Getting to San Miguel

Located in central Mexico, San Miguel the city lies 170 miles northwest  (272 km) from Mexico City, 53 miles (86km) from Querétaro and  60 miles (97km) from the state capital of Guanajuato. The closest airports are located in both Querétaro (QRO) and Leon/Guanajuato (BJX).  You can fly on American through Dallas to both airports and on United from Houston into both as well. I have flown several times on Volaris non-stop from Chicago to Leon.  It flies into both airports from several other US destinations.

With the interruptions in airline schedules after the pandemic in 2020, the schedules and cities served have changed dramatically, so do check often if you are making future plans. But I do recommend that you fly into one of these two airports to make it easy to get to San Miguel. You can take Bajio Go Airport Shuttle to and from the airports, but I prefer hiring a private driver in case of delays. I have worked with Carlos Sanchez of Go Carlos Tours for over fifteen years and highly recommend him.

You can connect in Mexico City and then fly into either airport.  Or I have several friends who fly, say from Toronto, nonstop to Mexico City on Air Canada or Aero Mexico and then take Bajio Go or hire a private driver to and from Mexico City. I have heard that traffic can be congested and it takes around four hours each way. Depending on the flight schedules, this often requires staying in a hotel near the airport in Mexico City.

You can take a bus from the Mexico City airport to San Miguel on ETN to Querétaro and then change buses to get to San Miguel.
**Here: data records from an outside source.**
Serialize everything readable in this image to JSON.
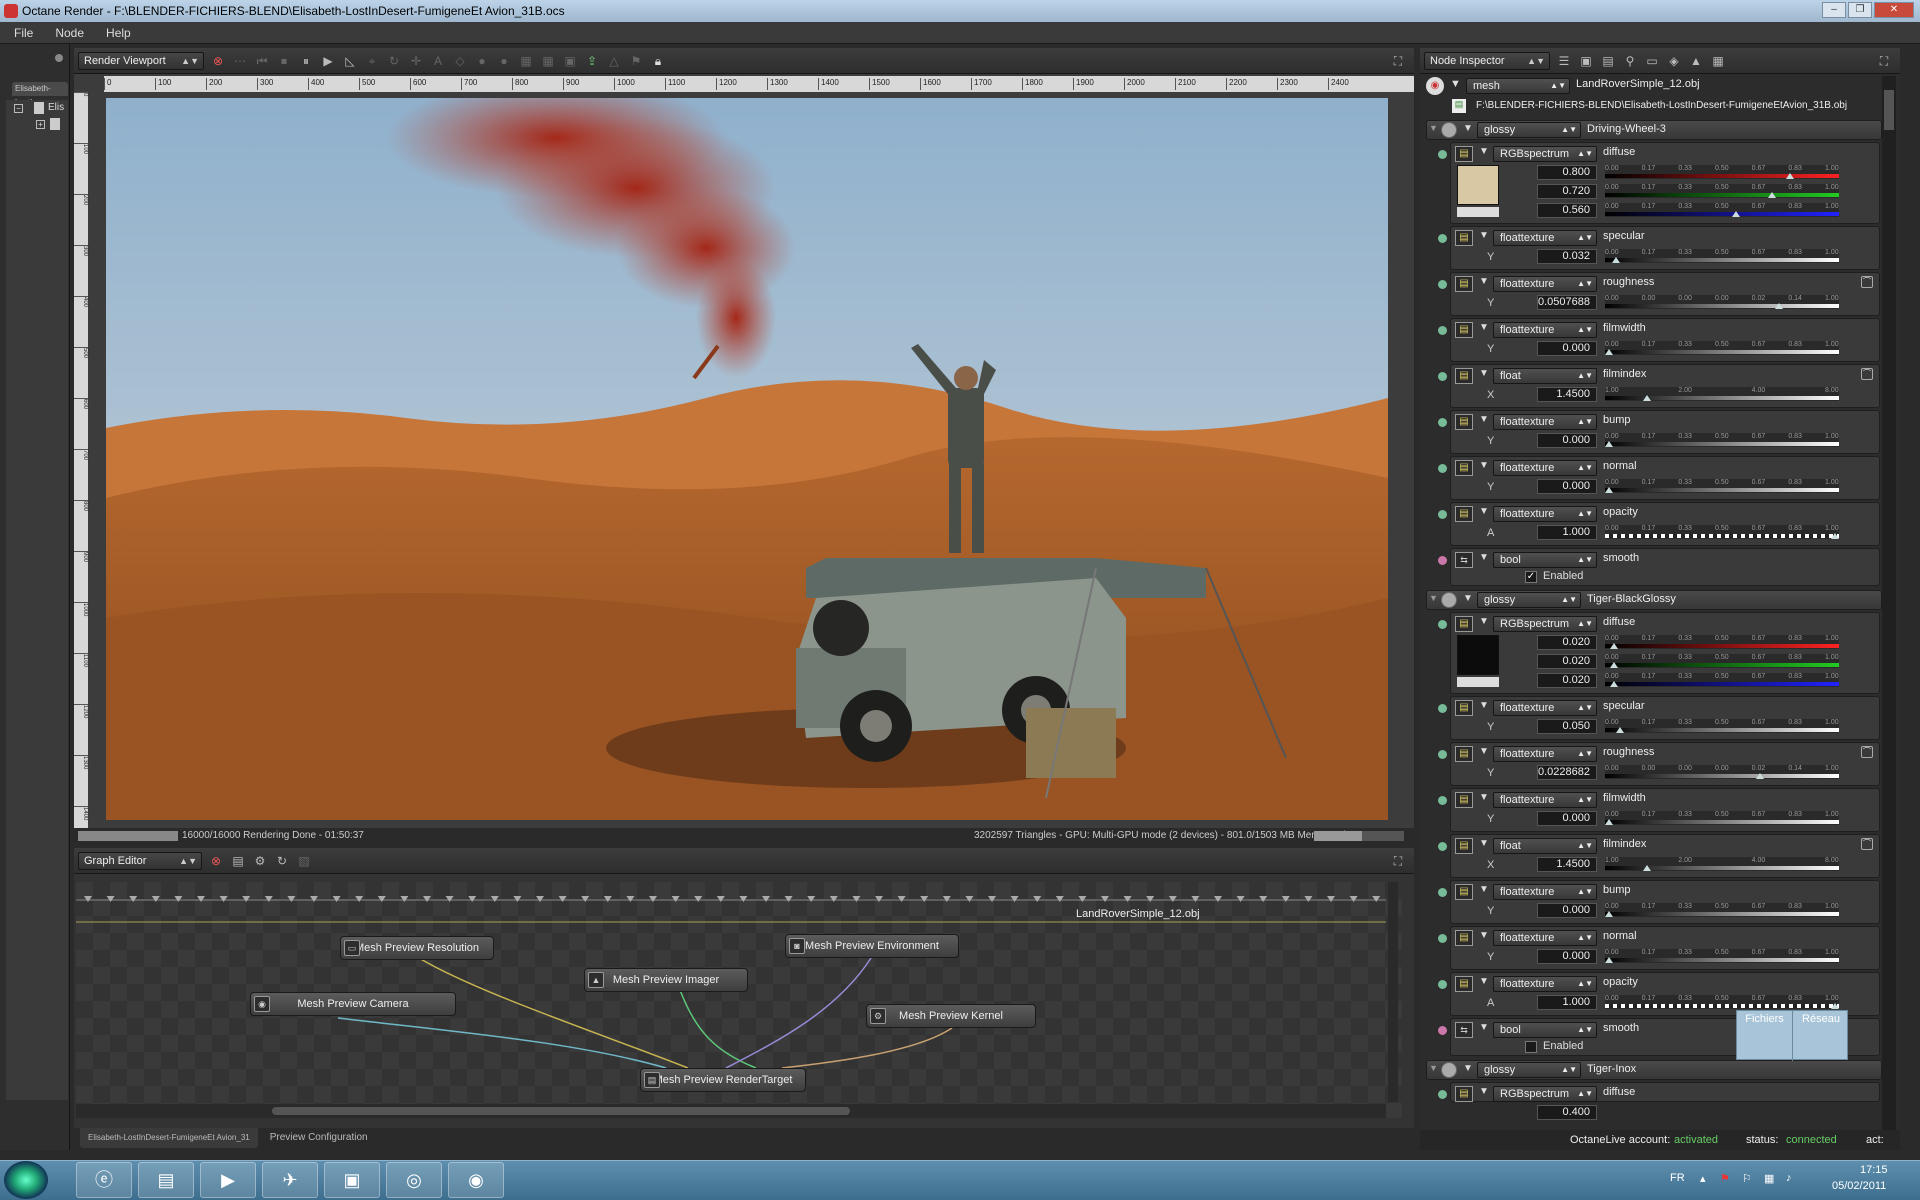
{
  "window": {
    "title": "Octane Render - F:\\BLENDER-FICHIERS-BLEND\\Elisabeth-LostInDesert-FumigeneEt Avion_31B.ocs",
    "buttons": [
      "–",
      "❐",
      "✕"
    ]
  },
  "menu": [
    "File",
    "Node",
    "Help"
  ],
  "left_panel": {
    "tab": "Elisabeth-LostIn",
    "tree_item": "Elis"
  },
  "viewport": {
    "mode_label": "Render Viewport",
    "ruler_ticks": [
      "0",
      "100",
      "200",
      "300",
      "400",
      "500",
      "600",
      "700",
      "800",
      "900",
      "1000",
      "1100",
      "1200",
      "1300",
      "1400",
      "1500",
      "1600",
      "1700",
      "1800",
      "1900",
      "2000",
      "2100",
      "2200",
      "2300",
      "2400"
    ],
    "ruler_v_ticks": [
      "0",
      "100",
      "200",
      "300",
      "400",
      "500",
      "600",
      "700",
      "800",
      "900",
      "1000",
      "1100",
      "1200",
      "1300",
      "1400"
    ],
    "status_left": "16000/16000 Rendering Done - 01:50:37",
    "status_right": "3202597 Triangles - GPU: Multi-GPU mode (2 devices) - 801.0/1503 MB Mem Used",
    "mem_progress": 0.53
  },
  "graph_editor": {
    "mode_label": "Graph Editor",
    "mesh_node": "LandRoverSimple_12.obj",
    "nodes": {
      "resolution": "Mesh Preview Resolution",
      "environment": "Mesh Preview Environment",
      "imager": "Mesh Preview Imager",
      "camera": "Mesh Preview Camera",
      "kernel": "Mesh Preview Kernel",
      "rendertarget": "Mesh Preview RenderTarget"
    },
    "tabs": [
      "Elisabeth-LostInDesert-FumigeneEt Avion_31",
      "Preview Configuration"
    ]
  },
  "inspector": {
    "mode_label": "Node Inspector",
    "node_type": "mesh",
    "node_name": "LandRoverSimple_12.obj",
    "path": "F:\\BLENDER-FICHIERS-BLEND\\Elisabeth-LostInDesert-FumigeneEtAvion_31B.obj",
    "slider_ticks": [
      "0.00",
      "0.17",
      "0.33",
      "0.50",
      "0.67",
      "0.83",
      "1.00"
    ],
    "slider_ticks_rough": [
      "0.00",
      "0.00",
      "0.00",
      "0.00",
      "0.02",
      "0.14",
      "1.00"
    ],
    "slider_ticks_index": [
      "1.00",
      "2.00",
      "4.00",
      "8.00"
    ],
    "materials": [
      {
        "type": "glossy",
        "name": "Driving-Wheel-3",
        "diffuse": {
          "type": "RGBspectrum",
          "label": "diffuse",
          "r": "0.800",
          "g": "0.720",
          "b": "0.560",
          "swatch": "#d8c8a4"
        },
        "params": [
          {
            "type": "floattexture",
            "label": "specular",
            "axis": "Y",
            "value": "0.032",
            "pos": 0.032
          },
          {
            "type": "floattexture",
            "label": "roughness",
            "axis": "Y",
            "value": "0.0507688",
            "pos": 0.75
          },
          {
            "type": "floattexture",
            "label": "filmwidth",
            "axis": "Y",
            "value": "0.000",
            "pos": 0
          },
          {
            "type": "float",
            "label": "filmindex",
            "axis": "X",
            "value": "1.4500",
            "pos": 0.17
          },
          {
            "type": "floattexture",
            "label": "bump",
            "axis": "Y",
            "value": "0.000",
            "pos": 0
          },
          {
            "type": "floattexture",
            "label": "normal",
            "axis": "Y",
            "value": "0.000",
            "pos": 0
          },
          {
            "type": "floattexture",
            "label": "opacity",
            "axis": "A",
            "value": "1.000",
            "pos": 1
          }
        ],
        "bool": {
          "type": "bool",
          "label": "smooth",
          "check_label": "Enabled",
          "checked": true
        }
      },
      {
        "type": "glossy",
        "name": "Tiger-BlackGlossy",
        "diffuse": {
          "type": "RGBspectrum",
          "label": "diffuse",
          "r": "0.020",
          "g": "0.020",
          "b": "0.020",
          "swatch": "#0c0c0c"
        },
        "params": [
          {
            "type": "floattexture",
            "label": "specular",
            "axis": "Y",
            "value": "0.050",
            "pos": 0.05
          },
          {
            "type": "floattexture",
            "label": "roughness",
            "axis": "Y",
            "value": "0.0228682",
            "pos": 0.67
          },
          {
            "type": "floattexture",
            "label": "filmwidth",
            "axis": "Y",
            "value": "0.000",
            "pos": 0
          },
          {
            "type": "float",
            "label": "filmindex",
            "axis": "X",
            "value": "1.4500",
            "pos": 0.17
          },
          {
            "type": "floattexture",
            "label": "bump",
            "axis": "Y",
            "value": "0.000",
            "pos": 0
          },
          {
            "type": "floattexture",
            "label": "normal",
            "axis": "Y",
            "value": "0.000",
            "pos": 0
          },
          {
            "type": "floattexture",
            "label": "opacity",
            "axis": "A",
            "value": "1.000",
            "pos": 1
          }
        ],
        "bool": {
          "type": "bool",
          "label": "smooth",
          "check_label": "Enabled",
          "checked": false
        }
      },
      {
        "type": "glossy",
        "name": "Tiger-Inox",
        "diffuse": {
          "type": "RGBspectrum",
          "label": "diffuse",
          "r": "0.400"
        }
      }
    ],
    "popup": [
      "Fichiers",
      "Réseau"
    ],
    "status": {
      "account_label": "OctaneLive account:",
      "account_value": "activated",
      "status_label": "status:",
      "status_value": "connected",
      "act_label": "act:"
    }
  },
  "taskbar": {
    "lang": "FR",
    "time": "17:15",
    "date": "05/02/2011"
  }
}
I have taken the bus and then had my driver pick me up at the bus station in Querétaro. I like ETN which is a first class bus, with assigned seats, WiFi, movies and music, bathrooms and luggage placed below. Primera Plus is another good bus option.

Also if you are visiting San Miguel while visiting Mexico City before or after your trip, you can take the ETN bus from the North Bus Terminal or Terminal Central de Autobuses del Norte in Mexico City.  It takes 3.5 to 4 hours but is very easy. I have done it several times and highly recommend it. The bus station in San Miguel is located just west of downtown.

If you are vacationing or visiting other cities in Mexico, for example Puerto Vallarta, there are flights on local Mexican airlines like TAR that flies into Queretaro. Interjet also has internal flights into Leon/Guanajuato.

When to Go

San Miguel de Allende is located in Mexico’s central highlands at at altitude of 6,234 ft. The high desert climate is generally dry and sunny throughout the year. During the early winter months including the Christmas season, the daytime temps are warm during the day but can drop below freezing at night, so pack accordingly. In March and April, the days are warm and the evenings cool. It it is also jacaranda season, when the the purple trees with it violet-colored flowers are in full bloom and can be seen all over the hills in town. It is my favorite time of the year!

Jacaranda Season

May tends to be the hottest month with daytime highs reaching close to 90 degrees. During the summer months, the daytime highs are cooler as the heat is tempered by oftentimes powerful afternoon thunderstorms. The fall temperatures are very pleasant with warm days and cool nights.

As the city has become a growing, popular tourist destination, you will find massive crowds during San Miguel’s Holy Week celebrations, or Semana Santa, from Palm Sunday to Easter, as well as during its  Independence Day celebrations on September 15th and 16th. I find that the week between Christmas and New Years can be also be very crowded as is the celebration of Day of the Dead or Dia de los Muertos  from October 31st to November 2nd.

Jacaranda Season


Jacaranda Season

Throughout the year, there are many weekend weddings and also other holidays that you can experience. Just remember, if Centro is crowded, there are other neighborhoods that you can explore, with excellent restaurants, that are not as popular with the tourists. The weekly English-Spanish newspaper Atención San Miguel has an insert called Que Pasa which is a great reference for you to use to determine what you need to do daily while there. You can buy it at the Biblioteca or at several shops and cafes when it comes out on Fridays.